Dearly beloved programming community:

We are gathered here today in remembrance of a former titan in the great journey of a startup’s life: the prototype.

That’s right — prototypes are dead. So are MVPs, actually (at least, the kind most people think of).

Today, we recognize their passage into obscurity and celebrate a new, better way to build products that has arisen in their place. 

The prototyping pitfall

Let us take a moment to remember all the value that prototypes and MVPs once gave us.

The purpose of a prototype was to have something to put in front of potential customers to validate a product concept and see if the startup’s business idea was viable. They usually didn’t have any or much real functionality at all — just glorified mockups, if you will.

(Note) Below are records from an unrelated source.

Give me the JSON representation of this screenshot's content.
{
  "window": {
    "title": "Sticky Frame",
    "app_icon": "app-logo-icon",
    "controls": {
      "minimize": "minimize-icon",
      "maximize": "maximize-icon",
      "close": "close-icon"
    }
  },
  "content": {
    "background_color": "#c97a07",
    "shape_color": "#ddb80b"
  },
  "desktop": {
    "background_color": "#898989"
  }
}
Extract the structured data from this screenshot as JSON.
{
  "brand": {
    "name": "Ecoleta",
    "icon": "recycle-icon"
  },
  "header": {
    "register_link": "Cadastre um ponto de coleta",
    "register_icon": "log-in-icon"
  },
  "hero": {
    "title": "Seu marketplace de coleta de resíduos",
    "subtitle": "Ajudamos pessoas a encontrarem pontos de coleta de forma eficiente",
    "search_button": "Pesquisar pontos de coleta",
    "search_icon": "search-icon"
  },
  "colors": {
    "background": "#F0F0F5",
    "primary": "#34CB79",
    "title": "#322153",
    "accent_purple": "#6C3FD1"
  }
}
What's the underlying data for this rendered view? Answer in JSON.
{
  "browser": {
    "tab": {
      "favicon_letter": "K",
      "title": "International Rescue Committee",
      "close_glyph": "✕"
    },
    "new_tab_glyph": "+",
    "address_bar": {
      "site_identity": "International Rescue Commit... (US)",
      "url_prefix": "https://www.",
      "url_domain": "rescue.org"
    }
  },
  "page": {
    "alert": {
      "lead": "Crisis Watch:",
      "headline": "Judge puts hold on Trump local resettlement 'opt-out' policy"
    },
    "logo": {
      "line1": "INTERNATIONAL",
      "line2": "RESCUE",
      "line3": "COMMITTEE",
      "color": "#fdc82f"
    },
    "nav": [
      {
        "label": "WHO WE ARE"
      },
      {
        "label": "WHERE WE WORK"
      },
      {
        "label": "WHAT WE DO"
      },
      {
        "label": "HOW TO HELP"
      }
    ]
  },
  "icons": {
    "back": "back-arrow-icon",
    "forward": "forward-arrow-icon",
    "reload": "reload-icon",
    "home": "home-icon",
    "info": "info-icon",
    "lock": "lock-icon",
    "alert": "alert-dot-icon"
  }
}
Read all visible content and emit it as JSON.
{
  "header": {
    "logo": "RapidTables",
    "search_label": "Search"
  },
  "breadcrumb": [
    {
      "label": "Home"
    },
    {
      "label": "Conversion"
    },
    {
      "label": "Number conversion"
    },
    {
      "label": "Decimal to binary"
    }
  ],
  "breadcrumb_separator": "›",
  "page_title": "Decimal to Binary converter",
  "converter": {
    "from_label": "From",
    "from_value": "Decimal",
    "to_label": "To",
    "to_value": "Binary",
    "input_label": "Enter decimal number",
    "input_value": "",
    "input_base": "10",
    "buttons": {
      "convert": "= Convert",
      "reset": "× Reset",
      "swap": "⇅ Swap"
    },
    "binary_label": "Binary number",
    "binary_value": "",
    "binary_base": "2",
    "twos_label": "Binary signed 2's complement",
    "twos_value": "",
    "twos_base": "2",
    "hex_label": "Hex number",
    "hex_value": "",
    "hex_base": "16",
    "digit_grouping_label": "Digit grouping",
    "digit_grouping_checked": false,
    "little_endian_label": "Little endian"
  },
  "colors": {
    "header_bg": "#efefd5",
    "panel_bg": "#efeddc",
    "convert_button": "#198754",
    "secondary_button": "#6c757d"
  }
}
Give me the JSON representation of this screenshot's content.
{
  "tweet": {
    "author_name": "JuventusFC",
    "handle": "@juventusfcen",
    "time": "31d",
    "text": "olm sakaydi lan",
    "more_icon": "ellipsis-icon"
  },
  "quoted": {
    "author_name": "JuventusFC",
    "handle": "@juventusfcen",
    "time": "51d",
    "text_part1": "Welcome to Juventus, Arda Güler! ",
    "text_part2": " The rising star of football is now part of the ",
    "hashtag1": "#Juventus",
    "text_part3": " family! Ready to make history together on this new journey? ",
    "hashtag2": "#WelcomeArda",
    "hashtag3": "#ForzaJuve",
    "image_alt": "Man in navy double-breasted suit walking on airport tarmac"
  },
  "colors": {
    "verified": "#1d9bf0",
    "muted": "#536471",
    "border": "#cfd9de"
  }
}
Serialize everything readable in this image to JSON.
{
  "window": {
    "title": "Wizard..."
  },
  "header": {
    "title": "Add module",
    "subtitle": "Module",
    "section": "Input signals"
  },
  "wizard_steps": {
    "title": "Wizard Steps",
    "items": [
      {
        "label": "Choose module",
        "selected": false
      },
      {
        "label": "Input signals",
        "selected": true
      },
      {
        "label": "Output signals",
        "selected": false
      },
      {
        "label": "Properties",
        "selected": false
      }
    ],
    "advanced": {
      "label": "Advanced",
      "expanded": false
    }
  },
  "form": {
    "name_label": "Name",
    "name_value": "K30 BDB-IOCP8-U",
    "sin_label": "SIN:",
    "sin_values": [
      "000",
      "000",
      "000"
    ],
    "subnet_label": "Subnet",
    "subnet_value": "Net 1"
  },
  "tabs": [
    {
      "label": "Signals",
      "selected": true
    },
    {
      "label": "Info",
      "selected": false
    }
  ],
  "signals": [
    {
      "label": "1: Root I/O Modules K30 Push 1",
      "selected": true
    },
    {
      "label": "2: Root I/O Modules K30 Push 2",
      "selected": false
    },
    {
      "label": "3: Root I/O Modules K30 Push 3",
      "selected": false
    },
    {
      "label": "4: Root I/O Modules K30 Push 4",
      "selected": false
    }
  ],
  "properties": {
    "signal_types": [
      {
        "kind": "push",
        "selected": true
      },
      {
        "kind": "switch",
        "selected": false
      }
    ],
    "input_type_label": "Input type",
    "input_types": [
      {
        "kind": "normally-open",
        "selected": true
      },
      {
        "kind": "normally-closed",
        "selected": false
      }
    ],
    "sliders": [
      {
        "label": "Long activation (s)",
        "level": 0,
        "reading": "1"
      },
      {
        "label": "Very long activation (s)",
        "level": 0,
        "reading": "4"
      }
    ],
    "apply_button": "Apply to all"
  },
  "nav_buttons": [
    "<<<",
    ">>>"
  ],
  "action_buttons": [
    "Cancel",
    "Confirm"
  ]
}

From there, prototypes typically became MVPs — minimum viable products — rudimentary but functional versions of the product with the bare minimum number of features needed to drive the next round of user research and business insights. Once enough of those insights were collected, the product could be built “for real.”

This has long been the way most startups begin their lives. The problem is, this cycle has become the entrepreneur’s Sisyphean task. 

That’s because prototypes and MVPs are traditionally designed to be thrown away. All that work, flushed down the drain. All that time spent learning how to use the tools, lost forever. 

But…when do you throw it away? How can you bear the heartbreak of putting that beautiful prototype on a shelf to gather dust for eternity? And how many insights are enough before you’re ready to halt everything, evaluate robust, scalable platforms, and toss your MVP in the bin? When will it be “safe” — much less financially viable — for you to stop iterating, stop serving your earliest customers, and divert your resources into a full rebuild? 

Just as Sisyphus pushed that boulder up the hill again and again just for it to roll back down, entrepreneurs get caught in a never ending loop of user testing, tweaking, testing, and tweaking. Before you know it, they have an MVP held together by paper clips and rubber bands and no clear path forward.

Modern entrepreneurs know there’s a better way

When it comes to programming, nobody knows better than the no-code community that the way things have always been done probably isn’t the best way to do them anymore.

Galvanized by new technology that allows you to take a product from concept all the way to full-fledged, scaled enterprise operation without having to rebuild from scratch — aka Bubble — founders everywhere are ditching the idea of a prototype and simply … building their apps.

As Eleanor Jacobs, founder of holistic long-term planning app Familial, put it: “Our developer had named something ‘Familial MVP,’ and I said, ‘It’s not that. It’s Familial V1.’ That’s a really big difference in mindset.”

Hear, hear.

In today’s fast-paced world, every company is a tech company, and nobody has the time — or resources — to waste building something that won’t get used.

But a good entrepreneur also knows that you never launch plan A. Philip Lakin, co-founder and CEO of NoCodeOps recently told us, “I’ve talked countless founders off the path of either hiring a CTO, giving up on the company, or paying $100,000 up front to build their idea, because I’d argue that you don’t even know what your problem is yet. Your job as founder is to find out the cheapest, most effective way possible to find out if people really care.”

Bubble is that fast, efficient, effective way — quite literally buying you time. Just read any of our customer stories for examples of founders who built fully realized products in weeks, not years, and usually with their own two hands. In fact, Bubble apps that accumulate more than 100,000 users hit that number less than five months after they launch.

But testing and iterating doesn’t stop once you “officially” launch, or when you finally decide to “build it for real.” Which is why more and more founders are turning to Bubble to build and evolve and scale their product all the way from prototype to IPO on the same platform.

Plus, for founders who plan to raise funding, having a fully functional product when they approach potential investors or partners gives them a huge edge. Try this out in those pitch meetings: “We have a product concept, we built it in three months, and we already have paying customers.” And then follow that up with: “Oh, and we have a roadmap to build out these key features our users have asked us for in the next six months, in house.”

The ultimate mindset shift is here

Goodbye, prototypes, and thank you for your service. Hello, V1.